# DATA FOR REVIEW
::::::::

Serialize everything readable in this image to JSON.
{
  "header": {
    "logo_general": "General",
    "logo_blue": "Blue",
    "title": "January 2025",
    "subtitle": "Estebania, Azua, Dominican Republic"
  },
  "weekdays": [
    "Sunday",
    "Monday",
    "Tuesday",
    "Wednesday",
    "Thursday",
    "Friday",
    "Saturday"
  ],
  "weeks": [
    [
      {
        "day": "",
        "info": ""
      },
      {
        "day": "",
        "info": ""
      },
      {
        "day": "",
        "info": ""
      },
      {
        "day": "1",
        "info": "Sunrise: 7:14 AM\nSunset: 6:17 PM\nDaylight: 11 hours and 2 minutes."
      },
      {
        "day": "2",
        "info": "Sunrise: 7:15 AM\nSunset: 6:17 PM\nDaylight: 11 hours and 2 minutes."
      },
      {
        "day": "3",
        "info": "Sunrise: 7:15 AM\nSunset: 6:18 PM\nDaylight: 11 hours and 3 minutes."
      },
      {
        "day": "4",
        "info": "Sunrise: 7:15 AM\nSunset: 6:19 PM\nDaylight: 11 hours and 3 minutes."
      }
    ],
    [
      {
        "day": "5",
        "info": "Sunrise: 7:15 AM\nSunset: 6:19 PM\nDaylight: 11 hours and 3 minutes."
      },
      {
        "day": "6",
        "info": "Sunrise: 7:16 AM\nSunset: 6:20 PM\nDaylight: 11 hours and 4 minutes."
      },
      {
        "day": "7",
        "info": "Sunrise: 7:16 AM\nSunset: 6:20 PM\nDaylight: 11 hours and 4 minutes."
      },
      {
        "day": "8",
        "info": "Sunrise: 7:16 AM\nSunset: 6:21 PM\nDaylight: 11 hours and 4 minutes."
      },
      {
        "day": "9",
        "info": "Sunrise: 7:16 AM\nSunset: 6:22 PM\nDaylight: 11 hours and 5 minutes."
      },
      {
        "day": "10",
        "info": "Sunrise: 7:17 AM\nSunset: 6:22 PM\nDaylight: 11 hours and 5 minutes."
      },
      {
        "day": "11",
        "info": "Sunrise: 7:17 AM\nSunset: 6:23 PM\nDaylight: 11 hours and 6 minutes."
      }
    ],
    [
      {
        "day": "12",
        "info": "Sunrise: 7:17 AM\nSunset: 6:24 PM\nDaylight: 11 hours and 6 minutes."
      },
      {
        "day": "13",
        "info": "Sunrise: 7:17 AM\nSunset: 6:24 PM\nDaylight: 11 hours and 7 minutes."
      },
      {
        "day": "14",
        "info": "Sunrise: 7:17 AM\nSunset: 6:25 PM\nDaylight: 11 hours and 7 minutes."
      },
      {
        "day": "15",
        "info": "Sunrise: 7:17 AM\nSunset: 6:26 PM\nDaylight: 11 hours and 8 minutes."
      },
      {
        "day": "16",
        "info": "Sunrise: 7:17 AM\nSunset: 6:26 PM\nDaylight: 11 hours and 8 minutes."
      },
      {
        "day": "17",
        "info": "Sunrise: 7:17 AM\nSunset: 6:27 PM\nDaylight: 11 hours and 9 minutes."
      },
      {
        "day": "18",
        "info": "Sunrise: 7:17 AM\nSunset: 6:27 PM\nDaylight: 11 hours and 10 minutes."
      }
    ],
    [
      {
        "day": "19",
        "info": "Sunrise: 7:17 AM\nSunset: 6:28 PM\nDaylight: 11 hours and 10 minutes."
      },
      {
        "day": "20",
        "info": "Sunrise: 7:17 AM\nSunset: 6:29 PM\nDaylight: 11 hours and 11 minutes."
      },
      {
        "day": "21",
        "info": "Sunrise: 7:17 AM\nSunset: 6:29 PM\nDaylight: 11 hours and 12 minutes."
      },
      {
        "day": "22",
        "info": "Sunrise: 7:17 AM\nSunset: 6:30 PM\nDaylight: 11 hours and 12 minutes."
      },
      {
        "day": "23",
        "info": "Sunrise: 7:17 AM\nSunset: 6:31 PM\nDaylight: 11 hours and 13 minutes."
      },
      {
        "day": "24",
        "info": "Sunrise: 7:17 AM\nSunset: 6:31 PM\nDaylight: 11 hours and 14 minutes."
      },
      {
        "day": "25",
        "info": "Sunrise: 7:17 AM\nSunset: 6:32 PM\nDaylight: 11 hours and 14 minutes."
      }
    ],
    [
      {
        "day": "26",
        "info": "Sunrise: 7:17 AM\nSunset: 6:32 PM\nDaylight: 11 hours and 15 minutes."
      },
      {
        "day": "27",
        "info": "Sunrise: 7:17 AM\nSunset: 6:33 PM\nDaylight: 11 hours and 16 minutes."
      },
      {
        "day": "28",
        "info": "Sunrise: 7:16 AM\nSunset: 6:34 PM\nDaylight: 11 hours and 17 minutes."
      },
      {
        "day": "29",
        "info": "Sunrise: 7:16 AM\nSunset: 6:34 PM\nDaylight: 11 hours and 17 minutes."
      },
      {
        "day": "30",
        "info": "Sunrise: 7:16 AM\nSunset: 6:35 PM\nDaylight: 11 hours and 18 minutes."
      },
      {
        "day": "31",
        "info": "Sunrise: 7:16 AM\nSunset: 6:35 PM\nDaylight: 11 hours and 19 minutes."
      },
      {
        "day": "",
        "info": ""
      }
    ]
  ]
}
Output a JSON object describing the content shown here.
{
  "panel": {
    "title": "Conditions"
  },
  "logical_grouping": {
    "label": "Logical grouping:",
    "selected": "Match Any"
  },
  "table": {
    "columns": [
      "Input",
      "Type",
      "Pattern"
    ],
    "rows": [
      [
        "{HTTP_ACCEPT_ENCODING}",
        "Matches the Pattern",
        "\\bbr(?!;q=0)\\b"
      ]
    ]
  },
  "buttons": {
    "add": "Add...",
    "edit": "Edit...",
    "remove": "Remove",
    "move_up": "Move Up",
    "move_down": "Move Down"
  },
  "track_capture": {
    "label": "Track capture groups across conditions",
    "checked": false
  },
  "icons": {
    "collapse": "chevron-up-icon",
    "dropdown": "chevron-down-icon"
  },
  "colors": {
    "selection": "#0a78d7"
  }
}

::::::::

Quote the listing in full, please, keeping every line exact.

# FINISHED EXERCISE
Serialize everything readable in this image to JSON.
{
  "header": {
    "logo_general": "General",
    "logo_blue": "Blue",
    "title": "January 2025",
    "subtitle": "Estebania, Azua, Dominican Republic"
  },
  "weekdays": [
    "Sunday",
    "Monday",
    "Tuesday",
    "Wednesday",
    "Thursday",
    "Friday",
    "Saturday"
  ],
  "weeks": [
    [
      {
        "day": "",
        "info": ""
      },
      {
        "day": "",
        "info": ""
      },
      {
        "day": "",
        "info": ""
      },
      {
        "day": "1",
        "info": "Sunrise: 7:14 AM\nSunset: 6:17 PM\nDaylight: 11 hours and 2 minutes."
      },
      {
        "day": "2",
        "info": "Sunrise: 7:15 AM\nSunset: 6:17 PM\nDaylight: 11 hours and 2 minutes."
      },
      {
        "day": "3",
        "info": "Sunrise: 7:15 AM\nSunset: 6:18 PM\nDaylight: 11 hours and 3 minutes."
      },
      {
        "day": "4",
        "info": "Sunrise: 7:15 AM\nSunset: 6:19 PM\nDaylight: 11 hours and 3 minutes."
      }
    ],
    [
      {
        "day": "5",
        "info": "Sunrise: 7:15 AM\nSunset: 6:19 PM\nDaylight: 11 hours and 3 minutes."
      },
      {
        "day": "6",
        "info": "Sunrise: 7:16 AM\nSunset: 6:20 PM\nDaylight: 11 hours and 4 minutes."
      },
      {
        "day": "7",
        "info": "Sunrise: 7:16 AM\nSunset: 6:20 PM\nDaylight: 11 hours and 4 minutes."
      },
      {
        "day": "8",
        "info": "Sunrise: 7:16 AM\nSunset: 6:21 PM\nDaylight: 11 hours and 4 minutes."
      },
      {
        "day": "9",
        "info": "Sunrise: 7:16 AM\nSunset: 6:22 PM\nDaylight: 11 hours and 5 minutes."
      },
      {
        "day": "10",
        "info": "Sunrise: 7:17 AM\nSunset: 6:22 PM\nDaylight: 11 hours and 5 minutes."
      },
      {
        "day": "11",
        "info": "Sunrise: 7:17 AM\nSunset: 6:23 PM\nDaylight: 11 hours and 6 minutes."
      }
    ],
    [
      {
        "day": "12",
        "info": "Sunrise: 7:17 AM\nSunset: 6:24 PM\nDaylight: 11 hours and 6 minutes."
      },
      {
        "day": "13",
        "info": "Sunrise: 7:17 AM\nSunset: 6:24 PM\nDaylight: 11 hours and 7 minutes."
      },
      {
        "day": "14",
        "info": "Sunrise: 7:17 AM\nSunset: 6:25 PM\nDaylight: 11 hours and 7 minutes."
      },
      {
        "day": "15",
        "info": "Sunrise: 7:17 AM\nSunset: 6:26 PM\nDaylight: 11 hours and 8 minutes."
      },
      {
        "day": "16",
        "info": "Sunrise: 7:17 AM\nSunset: 6:26 PM\nDaylight: 11 hours and 8 minutes."
      },
      {
        "day": "17",
        "info": "Sunrise: 7:17 AM\nSunset: 6:27 PM\nDaylight: 11 hours and 9 minutes."
      },
      {
        "day": "18",
        "info": "Sunrise: 7:17 AM\nSunset: 6:27 PM\nDaylight: 11 hours and 10 minutes."
      }
    ],
    [
      {
        "day": "19",
        "info": "Sunrise: 7:17 AM\nSunset: 6:28 PM\nDaylight: 11 hours and 10 minutes."
      },
      {
        "day": "20",
        "info": "Sunrise: 7:17 AM\nSunset: 6:29 PM\nDaylight: 11 hours and 11 minutes."
      },
      {
        "day": "21",
        "info": "Sunrise: 7:17 AM\nSunset: 6:29 PM\nDaylight: 11 hours and 12 minutes."
      },
      {
        "day": "22",
        "info": "Sunrise: 7:17 AM\nSunset: 6:30 PM\nDaylight: 11 hours and 12 minutes."
      },
      {
        "day": "23",
        "info": "Sunrise: 7:17 AM\nSunset: 6:31 PM\nDaylight: 11 hours and 13 minutes."
      },
      {
        "day": "24",
        "info": "Sunrise: 7:17 AM\nSunset: 6:31 PM\nDaylight: 11 hours and 14 minutes."
      },
      {
        "day": "25",
        "info": "Sunrise: 7:17 AM\nSunset: 6:32 PM\nDaylight: 11 hours and 14 minutes."
      }
    ],
    [
      {
        "day": "26",
        "info": "Sunrise: 7:17 AM\nSunset: 6:32 PM\nDaylight: 11 hours and 15 minutes."
      },
      {
        "day": "27",
        "info": "Sunrise: 7:17 AM\nSunset: 6:33 PM\nDaylight: 11 hours and 16 minutes."
      },
      {
        "day": "28",
        "info": "Sunrise: 7:16 AM\nSunset: 6:34 PM\nDaylight: 11 hours and 17 minutes."
      },
      {
        "day": "29",
        "info": "Sunrise: 7:16 AM\nSunset: 6:34 PM\nDaylight: 11 hours and 17 minutes."
      },
      {
        "day": "30",
        "info": "Sunrise: 7:16 AM\nSunset: 6:35 PM\nDaylight: 11 hours and 18 minutes."
      },
      {
        "day": "31",
        "info": "Sunrise: 7:16 AM\nSunset: 6:35 PM\nDaylight: 11 hours and 19 minutes."
      },
      {
        "day": "",
        "info": ""
      }
    ]
  ]
}
Output a JSON object describing the content shown here.
{
  "panel": {
    "title": "Conditions"
  },
  "logical_grouping": {
    "label": "Logical grouping:",
    "selected": "Match Any"
  },
  "table": {
    "columns": [
      "Input",
      "Type",
      "Pattern"
    ],
    "rows": [
      [
        "{HTTP_ACCEPT_ENCODING}",
        "Matches the Pattern",
        "\\bbr(?!;q=0)\\b"
      ]
    ]
  },
  "buttons": {
    "add": "Add...",
    "edit": "Edit...",
    "remove": "Remove",
    "move_up": "Move Up",
    "move_down": "Move Down"
  },
  "track_capture": {
    "label": "Track capture groups across conditions",
    "checked": false
  },
  "icons": {
    "collapse": "chevron-up-icon",
    "dropdown": "chevron-down-icon"
  },
  "colors": {
    "selection": "#0a78d7"
  }
}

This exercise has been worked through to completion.